*ABOUT THIS TASK:*
Every entry is to be copied exactly as written, and the pictures are to be skipped.

▼▼▼

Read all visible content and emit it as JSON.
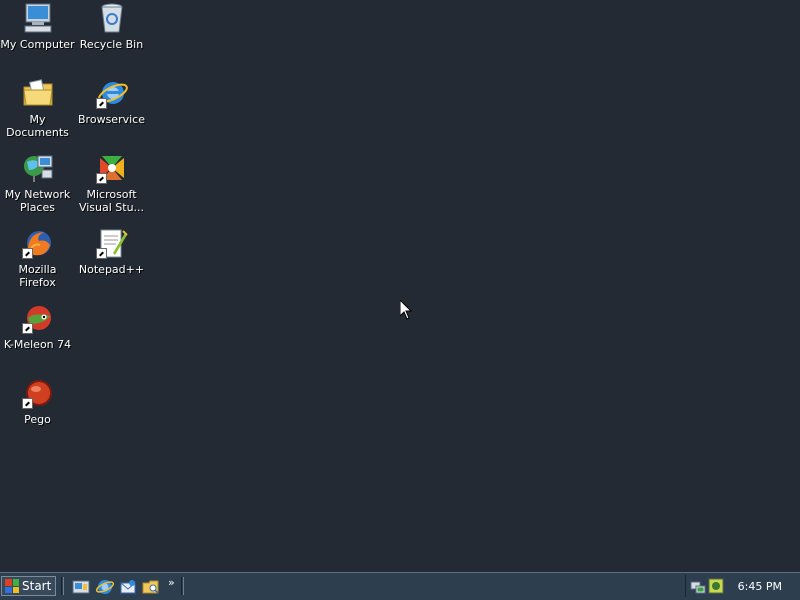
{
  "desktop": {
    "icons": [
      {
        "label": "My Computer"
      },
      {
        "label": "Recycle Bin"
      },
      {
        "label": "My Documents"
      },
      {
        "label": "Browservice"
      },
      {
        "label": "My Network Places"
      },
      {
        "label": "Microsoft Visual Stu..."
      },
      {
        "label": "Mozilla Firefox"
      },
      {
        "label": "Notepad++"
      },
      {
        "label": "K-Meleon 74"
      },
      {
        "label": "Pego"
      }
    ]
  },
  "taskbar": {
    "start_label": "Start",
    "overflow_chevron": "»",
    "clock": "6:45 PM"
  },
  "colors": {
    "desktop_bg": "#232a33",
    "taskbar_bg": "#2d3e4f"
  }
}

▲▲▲

*ANSWER FOR THE TASK:*
Read all visible content and emit it as JSON.
{
  "desktop": {
    "icons": [
      {
        "label": "My Computer"
      },
      {
        "label": "Recycle Bin"
      },
      {
        "label": "My Documents"
      },
      {
        "label": "Browservice"
      },
      {
        "label": "My Network Places"
      },
      {
        "label": "Microsoft Visual Stu..."
      },
      {
        "label": "Mozilla Firefox"
      },
      {
        "label": "Notepad++"
      },
      {
        "label": "K-Meleon 74"
      },
      {
        "label": "Pego"
      }
    ]
  },
  "taskbar": {
    "start_label": "Start",
    "overflow_chevron": "»",
    "clock": "6:45 PM"
  },
  "colors": {
    "desktop_bg": "#232a33",
    "taskbar_bg": "#2d3e4f"
  }
}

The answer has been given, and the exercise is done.